Records for processing
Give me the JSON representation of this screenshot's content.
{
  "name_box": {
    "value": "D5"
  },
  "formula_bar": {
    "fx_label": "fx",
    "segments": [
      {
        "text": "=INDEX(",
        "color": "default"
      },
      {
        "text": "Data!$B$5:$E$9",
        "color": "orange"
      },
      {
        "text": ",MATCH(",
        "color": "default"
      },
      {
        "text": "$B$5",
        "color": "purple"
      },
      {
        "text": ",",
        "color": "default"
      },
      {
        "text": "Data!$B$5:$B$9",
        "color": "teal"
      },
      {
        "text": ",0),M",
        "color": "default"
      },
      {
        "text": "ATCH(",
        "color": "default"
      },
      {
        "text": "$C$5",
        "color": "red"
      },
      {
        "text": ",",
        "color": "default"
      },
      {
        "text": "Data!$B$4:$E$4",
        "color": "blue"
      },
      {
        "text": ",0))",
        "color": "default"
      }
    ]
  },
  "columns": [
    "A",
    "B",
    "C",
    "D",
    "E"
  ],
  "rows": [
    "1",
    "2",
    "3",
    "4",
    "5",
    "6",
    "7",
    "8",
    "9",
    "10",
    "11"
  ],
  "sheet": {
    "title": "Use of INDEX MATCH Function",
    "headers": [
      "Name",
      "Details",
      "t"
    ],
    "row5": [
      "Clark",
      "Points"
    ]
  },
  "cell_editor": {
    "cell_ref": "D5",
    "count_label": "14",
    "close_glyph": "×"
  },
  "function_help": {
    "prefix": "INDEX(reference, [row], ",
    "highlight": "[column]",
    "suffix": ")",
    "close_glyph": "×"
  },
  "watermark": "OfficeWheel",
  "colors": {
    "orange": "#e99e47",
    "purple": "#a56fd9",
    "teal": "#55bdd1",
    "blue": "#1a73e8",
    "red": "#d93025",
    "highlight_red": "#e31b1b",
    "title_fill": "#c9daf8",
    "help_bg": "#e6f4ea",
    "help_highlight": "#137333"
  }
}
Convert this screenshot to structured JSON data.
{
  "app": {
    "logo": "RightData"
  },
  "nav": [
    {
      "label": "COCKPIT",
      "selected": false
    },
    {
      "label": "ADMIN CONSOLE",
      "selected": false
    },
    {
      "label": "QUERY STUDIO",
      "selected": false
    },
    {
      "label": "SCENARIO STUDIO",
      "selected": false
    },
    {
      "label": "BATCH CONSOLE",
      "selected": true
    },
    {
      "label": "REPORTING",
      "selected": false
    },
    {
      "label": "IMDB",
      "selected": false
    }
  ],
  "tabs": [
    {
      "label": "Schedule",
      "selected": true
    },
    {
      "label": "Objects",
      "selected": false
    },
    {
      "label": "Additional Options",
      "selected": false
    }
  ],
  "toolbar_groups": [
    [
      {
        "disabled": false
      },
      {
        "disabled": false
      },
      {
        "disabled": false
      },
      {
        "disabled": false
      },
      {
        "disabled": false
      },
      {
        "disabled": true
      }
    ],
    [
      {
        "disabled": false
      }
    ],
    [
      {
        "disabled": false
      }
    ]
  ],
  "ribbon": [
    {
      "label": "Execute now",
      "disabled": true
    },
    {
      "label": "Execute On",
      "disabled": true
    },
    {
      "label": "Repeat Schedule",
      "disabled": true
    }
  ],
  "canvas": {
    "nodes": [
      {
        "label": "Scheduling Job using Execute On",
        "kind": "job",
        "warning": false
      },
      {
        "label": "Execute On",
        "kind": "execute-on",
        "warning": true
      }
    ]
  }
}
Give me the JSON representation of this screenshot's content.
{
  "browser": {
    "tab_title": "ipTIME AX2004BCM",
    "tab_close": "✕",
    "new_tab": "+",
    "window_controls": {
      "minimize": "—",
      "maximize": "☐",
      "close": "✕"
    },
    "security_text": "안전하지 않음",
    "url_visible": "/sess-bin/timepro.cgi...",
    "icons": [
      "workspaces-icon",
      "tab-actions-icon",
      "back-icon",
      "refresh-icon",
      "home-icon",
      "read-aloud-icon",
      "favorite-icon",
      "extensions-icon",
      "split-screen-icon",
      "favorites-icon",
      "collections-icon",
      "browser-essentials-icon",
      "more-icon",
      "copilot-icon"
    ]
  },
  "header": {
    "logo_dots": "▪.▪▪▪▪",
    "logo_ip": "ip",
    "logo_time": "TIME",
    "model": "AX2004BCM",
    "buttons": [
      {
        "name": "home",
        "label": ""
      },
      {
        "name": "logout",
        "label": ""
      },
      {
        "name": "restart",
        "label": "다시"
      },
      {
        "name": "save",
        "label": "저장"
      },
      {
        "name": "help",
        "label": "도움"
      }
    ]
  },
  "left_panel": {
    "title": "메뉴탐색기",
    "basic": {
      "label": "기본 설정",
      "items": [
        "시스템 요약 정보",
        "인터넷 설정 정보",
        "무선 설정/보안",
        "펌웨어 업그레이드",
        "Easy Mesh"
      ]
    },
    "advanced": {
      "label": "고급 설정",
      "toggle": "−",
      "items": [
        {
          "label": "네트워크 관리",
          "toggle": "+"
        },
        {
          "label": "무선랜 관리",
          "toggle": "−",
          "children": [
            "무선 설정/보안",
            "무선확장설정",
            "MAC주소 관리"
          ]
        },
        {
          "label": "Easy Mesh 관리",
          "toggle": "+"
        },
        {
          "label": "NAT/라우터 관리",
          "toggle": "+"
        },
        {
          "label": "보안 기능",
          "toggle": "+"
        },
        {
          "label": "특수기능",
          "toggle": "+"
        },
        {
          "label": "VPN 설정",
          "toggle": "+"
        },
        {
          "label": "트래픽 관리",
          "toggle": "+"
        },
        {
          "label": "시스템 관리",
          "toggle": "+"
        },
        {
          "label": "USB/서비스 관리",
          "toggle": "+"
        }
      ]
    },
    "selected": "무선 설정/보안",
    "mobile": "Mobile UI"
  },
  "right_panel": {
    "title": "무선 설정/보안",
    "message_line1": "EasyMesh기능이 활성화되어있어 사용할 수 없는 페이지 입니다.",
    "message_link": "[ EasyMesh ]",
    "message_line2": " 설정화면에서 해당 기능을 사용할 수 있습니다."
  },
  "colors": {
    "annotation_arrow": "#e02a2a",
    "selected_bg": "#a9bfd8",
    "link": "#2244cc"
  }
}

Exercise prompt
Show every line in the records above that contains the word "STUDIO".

Task output
      "label": "QUERY STUDIO",
      "label": "SCENARIO STUDIO",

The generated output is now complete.